**Task to carry out**:
Which lines below include the string "Cake"? Please show each one.

(Web page and app entries)
________________________________________
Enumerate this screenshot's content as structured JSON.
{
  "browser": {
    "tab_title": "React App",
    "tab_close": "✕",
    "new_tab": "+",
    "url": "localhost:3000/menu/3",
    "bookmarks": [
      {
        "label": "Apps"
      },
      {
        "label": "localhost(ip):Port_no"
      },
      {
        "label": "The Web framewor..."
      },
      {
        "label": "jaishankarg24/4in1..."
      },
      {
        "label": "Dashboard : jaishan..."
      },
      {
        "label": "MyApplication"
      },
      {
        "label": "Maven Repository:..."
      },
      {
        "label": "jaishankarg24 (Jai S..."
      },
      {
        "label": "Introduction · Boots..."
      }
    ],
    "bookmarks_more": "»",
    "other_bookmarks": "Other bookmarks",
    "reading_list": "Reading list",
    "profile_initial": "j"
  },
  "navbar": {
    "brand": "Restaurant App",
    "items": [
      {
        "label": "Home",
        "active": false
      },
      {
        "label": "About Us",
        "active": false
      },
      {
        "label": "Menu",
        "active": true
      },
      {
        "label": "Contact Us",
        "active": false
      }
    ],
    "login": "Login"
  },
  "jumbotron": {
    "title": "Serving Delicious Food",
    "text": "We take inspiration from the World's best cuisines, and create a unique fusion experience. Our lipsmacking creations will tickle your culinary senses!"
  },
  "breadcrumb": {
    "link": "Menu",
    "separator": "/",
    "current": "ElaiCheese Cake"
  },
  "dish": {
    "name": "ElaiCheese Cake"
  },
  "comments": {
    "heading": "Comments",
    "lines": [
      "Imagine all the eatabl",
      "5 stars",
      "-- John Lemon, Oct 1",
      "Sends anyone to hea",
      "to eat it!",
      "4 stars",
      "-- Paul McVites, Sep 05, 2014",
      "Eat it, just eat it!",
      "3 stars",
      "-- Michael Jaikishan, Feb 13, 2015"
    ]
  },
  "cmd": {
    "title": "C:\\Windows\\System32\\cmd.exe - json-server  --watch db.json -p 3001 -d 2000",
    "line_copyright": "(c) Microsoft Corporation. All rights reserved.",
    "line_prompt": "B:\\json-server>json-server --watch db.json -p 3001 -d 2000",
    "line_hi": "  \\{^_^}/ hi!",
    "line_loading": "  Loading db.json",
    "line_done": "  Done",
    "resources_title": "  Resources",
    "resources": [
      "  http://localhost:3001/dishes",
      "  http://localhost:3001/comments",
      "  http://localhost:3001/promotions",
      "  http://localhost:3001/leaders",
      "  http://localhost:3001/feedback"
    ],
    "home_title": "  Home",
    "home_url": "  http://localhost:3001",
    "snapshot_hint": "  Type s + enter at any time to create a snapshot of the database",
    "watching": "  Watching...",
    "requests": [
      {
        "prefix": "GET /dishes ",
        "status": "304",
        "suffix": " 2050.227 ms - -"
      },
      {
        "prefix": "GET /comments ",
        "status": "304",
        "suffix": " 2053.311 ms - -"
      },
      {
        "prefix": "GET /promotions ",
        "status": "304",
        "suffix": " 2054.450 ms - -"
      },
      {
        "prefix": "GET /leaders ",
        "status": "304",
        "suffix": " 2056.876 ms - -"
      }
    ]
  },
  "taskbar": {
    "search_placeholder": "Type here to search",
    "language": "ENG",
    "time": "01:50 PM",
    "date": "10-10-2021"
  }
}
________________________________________
**Task solution**:
    "current": "ElaiCheese Cake"
    "name": "ElaiCheese Cake"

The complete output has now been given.